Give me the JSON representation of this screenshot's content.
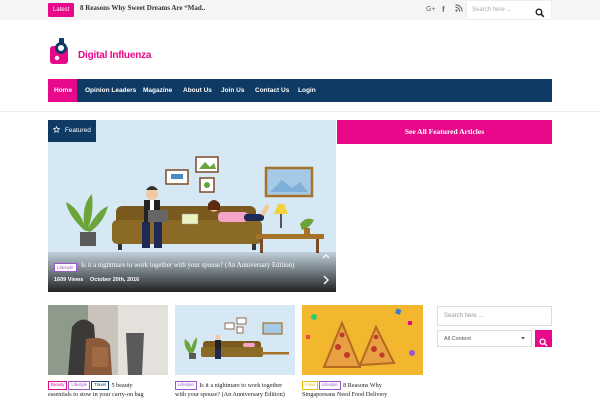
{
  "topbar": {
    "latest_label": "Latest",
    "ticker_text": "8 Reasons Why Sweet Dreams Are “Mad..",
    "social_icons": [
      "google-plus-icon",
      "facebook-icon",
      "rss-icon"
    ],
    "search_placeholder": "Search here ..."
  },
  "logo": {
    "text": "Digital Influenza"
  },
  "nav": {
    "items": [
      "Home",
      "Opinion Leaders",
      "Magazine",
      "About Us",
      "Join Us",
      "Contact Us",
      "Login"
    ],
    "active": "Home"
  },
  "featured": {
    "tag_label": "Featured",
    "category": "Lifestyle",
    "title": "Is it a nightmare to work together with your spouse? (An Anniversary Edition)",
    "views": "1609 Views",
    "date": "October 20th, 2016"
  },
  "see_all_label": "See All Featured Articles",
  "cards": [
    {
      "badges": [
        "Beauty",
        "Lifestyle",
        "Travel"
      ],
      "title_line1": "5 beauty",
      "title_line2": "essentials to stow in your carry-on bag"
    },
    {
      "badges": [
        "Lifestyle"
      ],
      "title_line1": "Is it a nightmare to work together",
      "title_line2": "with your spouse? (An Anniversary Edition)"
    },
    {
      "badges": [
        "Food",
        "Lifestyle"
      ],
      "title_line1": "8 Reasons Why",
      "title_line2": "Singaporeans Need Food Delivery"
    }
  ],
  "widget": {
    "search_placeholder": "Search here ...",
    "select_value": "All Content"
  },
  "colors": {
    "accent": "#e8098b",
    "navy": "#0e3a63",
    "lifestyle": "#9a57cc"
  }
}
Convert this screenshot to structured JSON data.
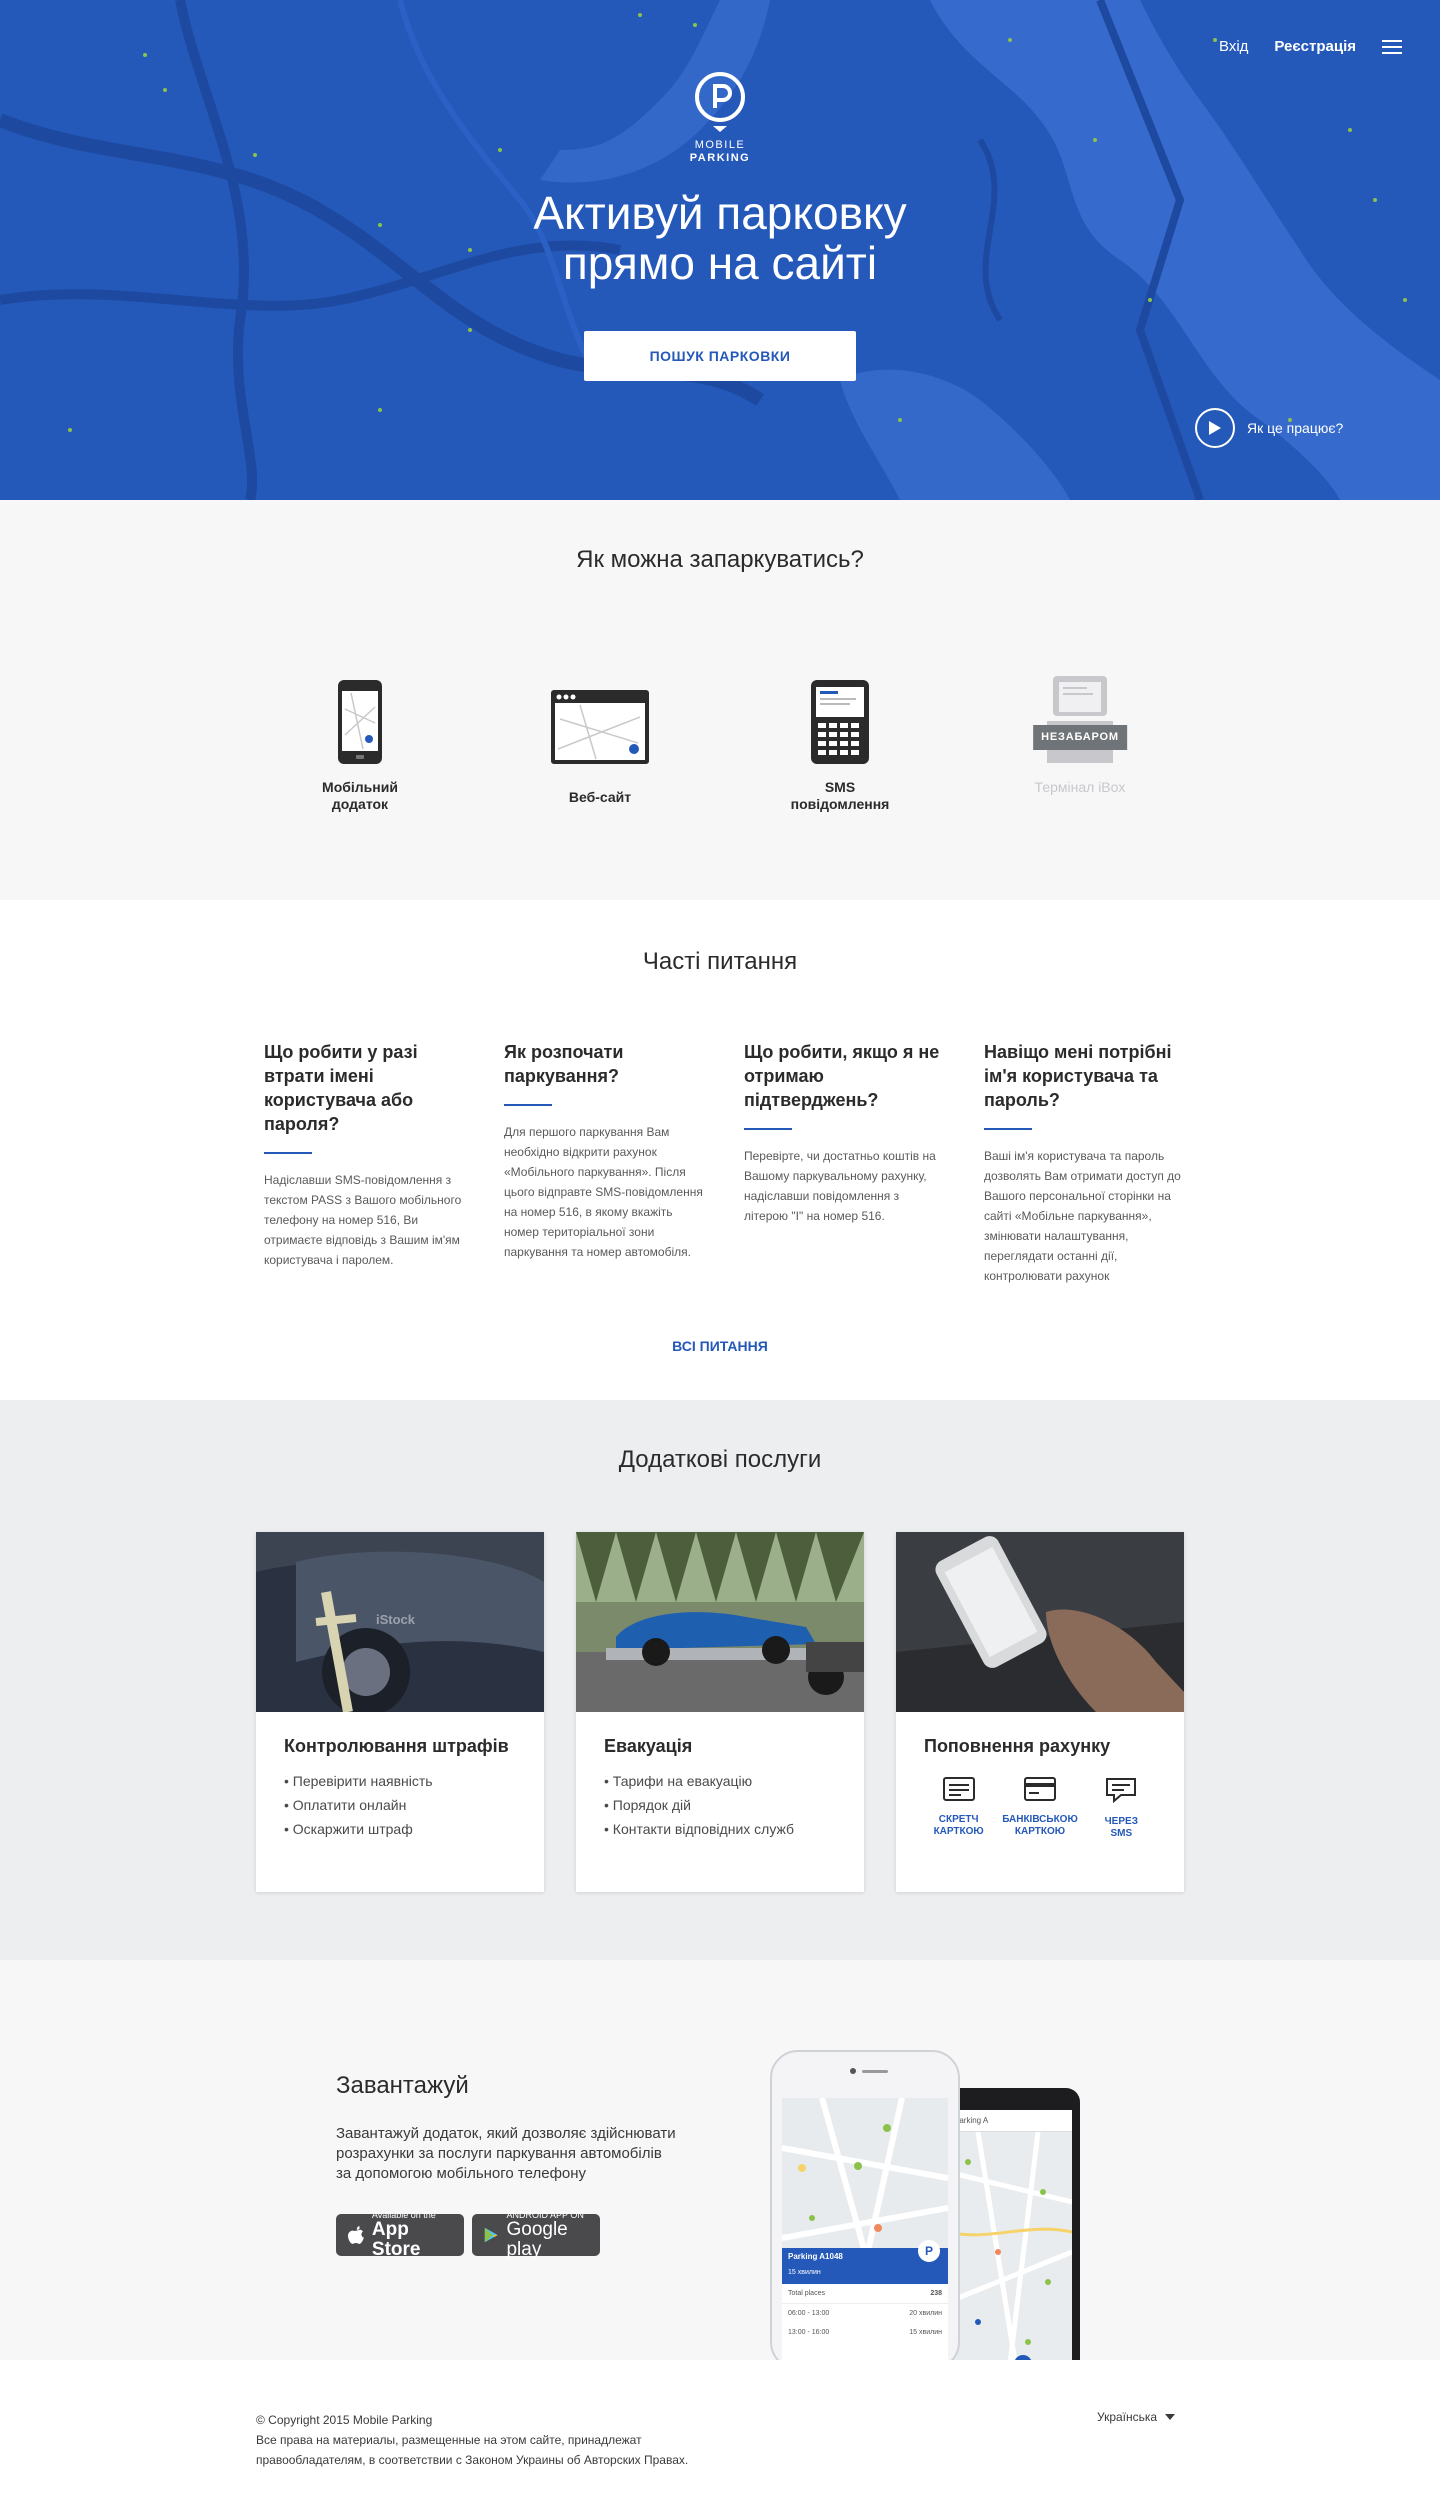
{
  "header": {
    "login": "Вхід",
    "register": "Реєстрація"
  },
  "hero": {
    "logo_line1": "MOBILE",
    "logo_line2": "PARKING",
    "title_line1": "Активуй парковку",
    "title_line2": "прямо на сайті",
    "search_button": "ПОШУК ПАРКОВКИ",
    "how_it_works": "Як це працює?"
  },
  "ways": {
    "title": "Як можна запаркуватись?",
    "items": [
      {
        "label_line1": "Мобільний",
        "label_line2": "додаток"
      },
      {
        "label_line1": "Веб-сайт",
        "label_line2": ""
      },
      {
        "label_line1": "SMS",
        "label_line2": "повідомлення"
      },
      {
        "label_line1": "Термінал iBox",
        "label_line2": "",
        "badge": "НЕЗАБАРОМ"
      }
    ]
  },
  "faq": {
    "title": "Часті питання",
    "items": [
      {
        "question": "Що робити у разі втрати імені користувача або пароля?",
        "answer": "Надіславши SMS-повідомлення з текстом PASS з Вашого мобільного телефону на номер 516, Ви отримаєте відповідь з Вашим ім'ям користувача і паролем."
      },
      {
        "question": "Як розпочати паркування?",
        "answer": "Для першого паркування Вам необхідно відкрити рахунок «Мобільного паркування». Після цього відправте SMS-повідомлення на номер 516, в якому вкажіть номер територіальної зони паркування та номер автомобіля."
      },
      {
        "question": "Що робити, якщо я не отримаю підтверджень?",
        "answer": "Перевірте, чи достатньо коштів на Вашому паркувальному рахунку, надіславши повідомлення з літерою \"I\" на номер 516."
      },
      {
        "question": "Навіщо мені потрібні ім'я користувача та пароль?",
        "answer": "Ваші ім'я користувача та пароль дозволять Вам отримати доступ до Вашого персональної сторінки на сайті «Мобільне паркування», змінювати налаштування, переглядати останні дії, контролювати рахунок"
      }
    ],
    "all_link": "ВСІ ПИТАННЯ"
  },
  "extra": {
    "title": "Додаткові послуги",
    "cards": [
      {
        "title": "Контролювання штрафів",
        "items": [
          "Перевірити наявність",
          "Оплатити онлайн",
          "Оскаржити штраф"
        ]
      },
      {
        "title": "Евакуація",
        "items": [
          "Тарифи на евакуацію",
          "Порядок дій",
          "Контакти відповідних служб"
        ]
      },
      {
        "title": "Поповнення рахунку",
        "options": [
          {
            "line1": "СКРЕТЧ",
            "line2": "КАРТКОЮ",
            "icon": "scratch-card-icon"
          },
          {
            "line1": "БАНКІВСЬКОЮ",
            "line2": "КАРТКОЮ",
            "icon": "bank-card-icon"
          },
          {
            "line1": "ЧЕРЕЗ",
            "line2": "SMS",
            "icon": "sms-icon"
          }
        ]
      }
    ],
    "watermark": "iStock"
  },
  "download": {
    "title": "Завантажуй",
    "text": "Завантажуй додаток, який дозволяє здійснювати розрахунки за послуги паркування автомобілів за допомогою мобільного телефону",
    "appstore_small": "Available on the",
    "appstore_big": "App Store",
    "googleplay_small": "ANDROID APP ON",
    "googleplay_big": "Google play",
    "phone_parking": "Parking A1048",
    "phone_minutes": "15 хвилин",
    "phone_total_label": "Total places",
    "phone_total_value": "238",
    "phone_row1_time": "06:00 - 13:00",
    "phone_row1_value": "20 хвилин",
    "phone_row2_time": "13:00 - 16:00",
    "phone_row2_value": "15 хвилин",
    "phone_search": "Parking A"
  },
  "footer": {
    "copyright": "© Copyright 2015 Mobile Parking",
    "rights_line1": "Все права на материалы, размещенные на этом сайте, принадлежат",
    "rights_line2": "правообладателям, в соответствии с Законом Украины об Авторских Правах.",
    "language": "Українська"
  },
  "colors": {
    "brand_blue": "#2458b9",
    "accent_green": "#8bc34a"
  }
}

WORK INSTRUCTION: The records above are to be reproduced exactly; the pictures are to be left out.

RESPONSE FOR THIS EXERCISE:
Give me the JSON representation of this screenshot's content.
{
  "topbar": {
    "latest_label": "Latest",
    "ticker_text": "8 Reasons Why Sweet Dreams Are “Mad..",
    "social_icons": [
      "google-plus-icon",
      "facebook-icon",
      "rss-icon"
    ],
    "search_placeholder": "Search here ..."
  },
  "logo": {
    "text": "Digital Influenza"
  },
  "nav": {
    "items": [
      "Home",
      "Opinion Leaders",
      "Magazine",
      "About Us",
      "Join Us",
      "Contact Us",
      "Login"
    ],
    "active": "Home"
  },
  "featured": {
    "tag_label": "Featured",
    "category": "Lifestyle",
    "title": "Is it a nightmare to work together with your spouse? (An Anniversary Edition)",
    "views": "1609 Views",
    "date": "October 20th, 2016"
  },
  "see_all_label": "See All Featured Articles",
  "cards": [
    {
      "badges": [
        "Beauty",
        "Lifestyle",
        "Travel"
      ],
      "title_line1": "5 beauty",
      "title_line2": "essentials to stow in your carry-on bag"
    },
    {
      "badges": [
        "Lifestyle"
      ],
      "title_line1": "Is it a nightmare to work together",
      "title_line2": "with your spouse? (An Anniversary Edition)"
    },
    {
      "badges": [
        "Food",
        "Lifestyle"
      ],
      "title_line1": "8 Reasons Why",
      "title_line2": "Singaporeans Need Food Delivery"
    }
  ],
  "widget": {
    "search_placeholder": "Search here ...",
    "select_value": "All Content"
  },
  "colors": {
    "accent": "#e8098b",
    "navy": "#0e3a63",
    "lifestyle": "#9a57cc"
  }
}
Convert this screenshot to structured JSON data.
{
  "header": {
    "login": "Вхід",
    "register": "Реєстрація"
  },
  "hero": {
    "logo_line1": "MOBILE",
    "logo_line2": "PARKING",
    "title_line1": "Активуй парковку",
    "title_line2": "прямо на сайті",
    "search_button": "ПОШУК ПАРКОВКИ",
    "how_it_works": "Як це працює?"
  },
  "ways": {
    "title": "Як можна запаркуватись?",
    "items": [
      {
        "label_line1": "Мобільний",
        "label_line2": "додаток"
      },
      {
        "label_line1": "Веб-сайт",
        "label_line2": ""
      },
      {
        "label_line1": "SMS",
        "label_line2": "повідомлення"
      },
      {
        "label_line1": "Термінал iBox",
        "label_line2": "",
        "badge": "НЕЗАБАРОМ"
      }
    ]
  },
  "faq": {
    "title": "Часті питання",
    "items": [
      {
        "question": "Що робити у разі втрати імені користувача або пароля?",
        "answer": "Надіславши SMS-повідомлення з текстом PASS з Вашого мобільного телефону на номер 516, Ви отримаєте відповідь з Вашим ім'ям користувача і паролем."
      },
      {
        "question": "Як розпочати паркування?",
        "answer": "Для першого паркування Вам необхідно відкрити рахунок «Мобільного паркування». Після цього відправте SMS-повідомлення на номер 516, в якому вкажіть номер територіальної зони паркування та номер автомобіля."
      },
      {
        "question": "Що робити, якщо я не отримаю підтверджень?",
        "answer": "Перевірте, чи достатньо коштів на Вашому паркувальному рахунку, надіславши повідомлення з літерою \"I\" на номер 516."
      },
      {
        "question": "Навіщо мені потрібні ім'я користувача та пароль?",
        "answer": "Ваші ім'я користувача та пароль дозволять Вам отримати доступ до Вашого персональної сторінки на сайті «Мобільне паркування», змінювати налаштування, переглядати останні дії, контролювати рахунок"
      }
    ],
    "all_link": "ВСІ ПИТАННЯ"
  },
  "extra": {
    "title": "Додаткові послуги",
    "cards": [
      {
        "title": "Контролювання штрафів",
        "items": [
          "Перевірити наявність",
          "Оплатити онлайн",
          "Оскаржити штраф"
        ]
      },
      {
        "title": "Евакуація",
        "items": [
          "Тарифи на евакуацію",
          "Порядок дій",
          "Контакти відповідних служб"
        ]
      },
      {
        "title": "Поповнення рахунку",
        "options": [
          {
            "line1": "СКРЕТЧ",
            "line2": "КАРТКОЮ",
            "icon": "scratch-card-icon"
          },
          {
            "line1": "БАНКІВСЬКОЮ",
            "line2": "КАРТКОЮ",
            "icon": "bank-card-icon"
          },
          {
            "line1": "ЧЕРЕЗ",
            "line2": "SMS",
            "icon": "sms-icon"
          }
        ]
      }
    ],
    "watermark": "iStock"
  },
  "download": {
    "title": "Завантажуй",
    "text": "Завантажуй додаток, який дозволяє здійснювати розрахунки за послуги паркування автомобілів за допомогою мобільного телефону",
    "appstore_small": "Available on the",
    "appstore_big": "App Store",
    "googleplay_small": "ANDROID APP ON",
    "googleplay_big": "Google play",
    "phone_parking": "Parking A1048",
    "phone_minutes": "15 хвилин",
    "phone_total_label": "Total places",
    "phone_total_value": "238",
    "phone_row1_time": "06:00 - 13:00",
    "phone_row1_value": "20 хвилин",
    "phone_row2_time": "13:00 - 16:00",
    "phone_row2_value": "15 хвилин",
    "phone_search": "Parking A"
  },
  "footer": {
    "copyright": "© Copyright 2015 Mobile Parking",
    "rights_line1": "Все права на материалы, размещенные на этом сайте, принадлежат",
    "rights_line2": "правообладателям, в соответствии с Законом Украины об Авторских Правах.",
    "language": "Українська"
  },
  "colors": {
    "brand_blue": "#2458b9",
    "accent_green": "#8bc34a"
  }
}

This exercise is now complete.